Now we’ll add some steps to our workflow. We want the “Run Shell Script” action. The quickest way is to search for it in the left column and drag it to the big canvas on the right:
Now we will add a command. Note: If Automator wants to add a “Get Selected Finder Items” to the beginning of this workflow, then let it. If you want to test the workflow inside Automator, you should add it yourself. Just make sure to remove it when you save the workflow, otherwise it’ll run twice and you’ll get some odd results.
First, change the drop-down next to the “Pass input” option to “as arguments.” This will pass your files as files (I think, anyway — I’m no coder). Then we need to paste in the actual command.
The format for our ImageMagick command is this:
$> convert +append a.png b.png c.jpg
The “convert” part is the command we’re using. The “+append” forces ImageMagick to put the images side by side (remove it to stack them vertically), and the “a.png b.png c.jpg” are — somewhat confusingly — two source files and an output file.
You’ll see that Automator already added in a chunk of code to the edit box.
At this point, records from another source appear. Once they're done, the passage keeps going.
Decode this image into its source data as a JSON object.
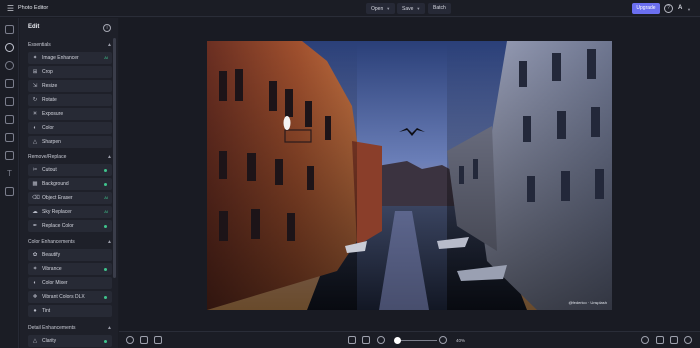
{
  "app": {
    "title": "Photo Editor"
  },
  "toolbar": {
    "open_label": "Open",
    "save_label": "Save",
    "batch_label": "Batch",
    "upgrade_label": "Upgrade",
    "user_initial": "A"
  },
  "panel": {
    "title": "Edit",
    "sections": [
      {
        "label": "Essentials",
        "items": [
          {
            "label": "Image Enhancer",
            "badge": "AI",
            "icon": "wand-icon"
          },
          {
            "label": "Crop",
            "badge": "",
            "icon": "crop-icon"
          },
          {
            "label": "Resize",
            "badge": "",
            "icon": "resize-icon"
          },
          {
            "label": "Rotate",
            "badge": "",
            "icon": "rotate-icon"
          },
          {
            "label": "Exposure",
            "badge": "",
            "icon": "exposure-icon"
          },
          {
            "label": "Color",
            "badge": "",
            "icon": "color-icon"
          },
          {
            "label": "Sharpen",
            "badge": "",
            "icon": "sharpen-icon"
          }
        ]
      },
      {
        "label": "Remove/Replace",
        "items": [
          {
            "label": "Cutout",
            "badge": "dot",
            "icon": "scissors-icon"
          },
          {
            "label": "Background",
            "badge": "dot",
            "icon": "background-icon"
          },
          {
            "label": "Object Eraser",
            "badge": "AI",
            "icon": "eraser-icon"
          },
          {
            "label": "Sky Replacer",
            "badge": "AI",
            "icon": "sky-icon"
          },
          {
            "label": "Replace Color",
            "badge": "dot",
            "icon": "brush-icon"
          }
        ]
      },
      {
        "label": "Color Enhancements",
        "items": [
          {
            "label": "Beautify",
            "badge": "",
            "icon": "beautify-icon"
          },
          {
            "label": "Vibrance",
            "badge": "dot",
            "icon": "vibrance-icon"
          },
          {
            "label": "Color Mixer",
            "badge": "",
            "icon": "mixer-icon"
          },
          {
            "label": "Vibrant Colors DLX",
            "badge": "dot",
            "icon": "palette-icon"
          },
          {
            "label": "Tint",
            "badge": "",
            "icon": "tint-icon"
          }
        ]
      },
      {
        "label": "Detail Enhancements",
        "items": [
          {
            "label": "Clarity",
            "badge": "dot",
            "icon": "clarity-icon"
          }
        ]
      }
    ]
  },
  "canvas": {
    "credit": "@federico · Unsplash"
  },
  "bottom": {
    "zoom_level": "40%"
  },
  "colors": {
    "accent": "#6b6ff0",
    "ai_badge": "#3fc48d",
    "panel_bg": "#1e2029",
    "item_bg": "#272a35"
  }
}
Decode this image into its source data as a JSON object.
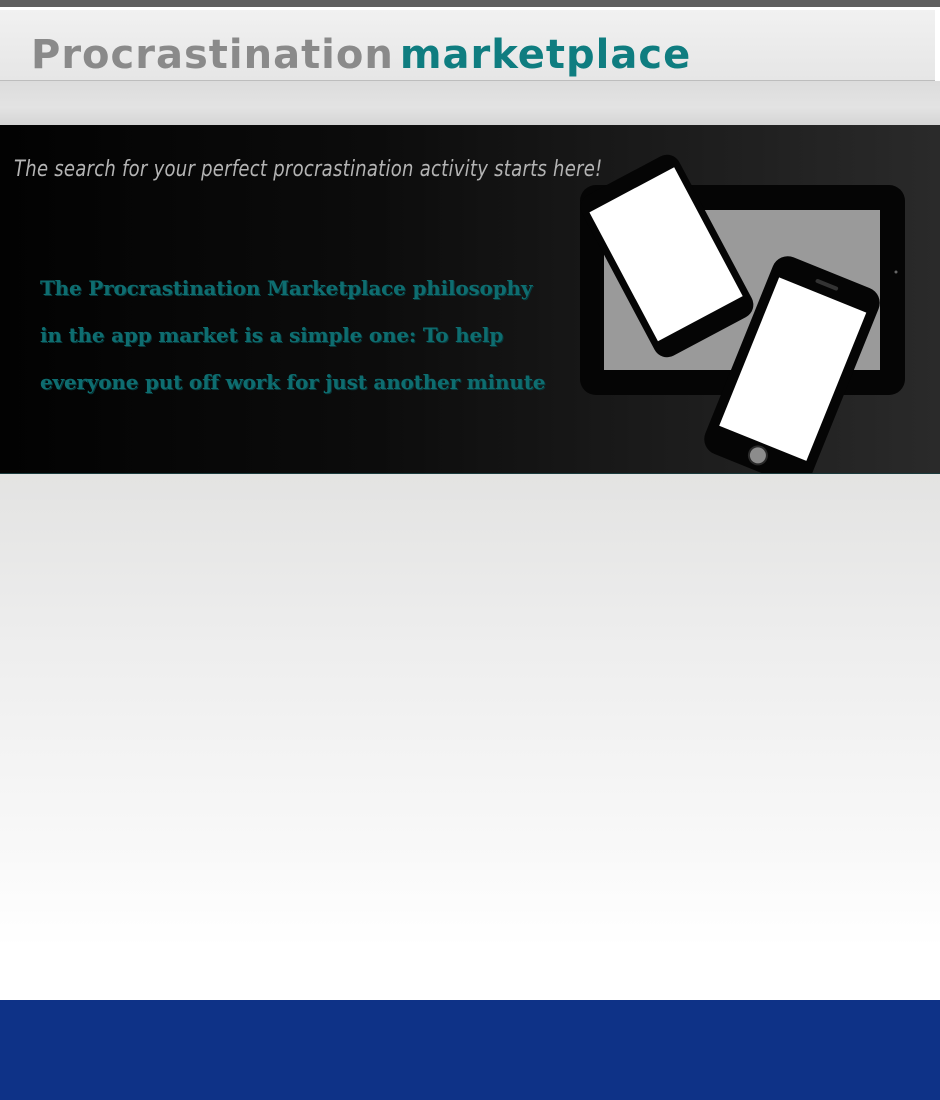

You just need to paste this after the line that reads “do”:
/opt/local/bin/convert "$@" +append ~/Desktop/shot.jpg
Alternatively you can just select-all in the edit box and paste in the whole thing:
for f in "$@" do /opt/local/bin/convert "$@" +append ~/Desktop/shot.jpg echo "$f" done
It’s important to note that I have included the full path to the “convert” command here. Depending on your install (whether you used Homebrew or MacPorts), this might be in a different place. This version works with MacPorts installs. I have also hard-coded the path of the resulting file (the desktop) and the name of the file (shot.jpg). The only thing I want to change is the name of the file; I can’t figure out how to make the script grab the name of one of the input files and use that as the root of the resulting JPG. Any help is welcome (via email or Twitter is best).
Now you can test it by selecting some images in the Finder and running the workflow (use the big “run” button in the Automator toolbar). Note: You’ll need to have the “Get Selected Finder Items” step added at the beginning to make this work inside Automator itself.
If it works, go ahead and save it. Give it a suitable name (I called mine Two Up, although it’ll do any number of images, not just two). It should now appear as an option in the Finder when you right click on image files.
As soon as I pasted the results of my labors into the Cult of Mac chatroom, everyone started whining and asking for white space at the edges, and other prissy little demands. But you can do all of that with ImageMagick if you like.
I didn’t like, but I did think it might be a cool idea to be able to automatically tile pictures together as I imported them from my iPhone. I made an Image Capture plugin to do it.
Image Capture is a great built-in Mac app that lets you copy and delete photos from your iDevices, as well as importing things from scanners. And you can tell it to apply certain rules and plugins on import.
To make a plugin, you just create a new file in Automator, only this time you choose Image Capture Plugin as the document type. Then just copy/paste your workflow steps from your first project into this one. Save, name and you’re done.
Now, when you open up Image Capture with an iDevice plugged into your Mac, you can just select a few pictures right there on the device and send them into this workflow. The file will be saved on your desktop without importing the actual files or removing them from your iPhone.
Clearly the options are almost endless. Take a look at ImageMagick’s library of commands to see how powerful it is. And that’s before we get something like Hazel involved, which can run shell scripts automatically based on all kinds of triggers.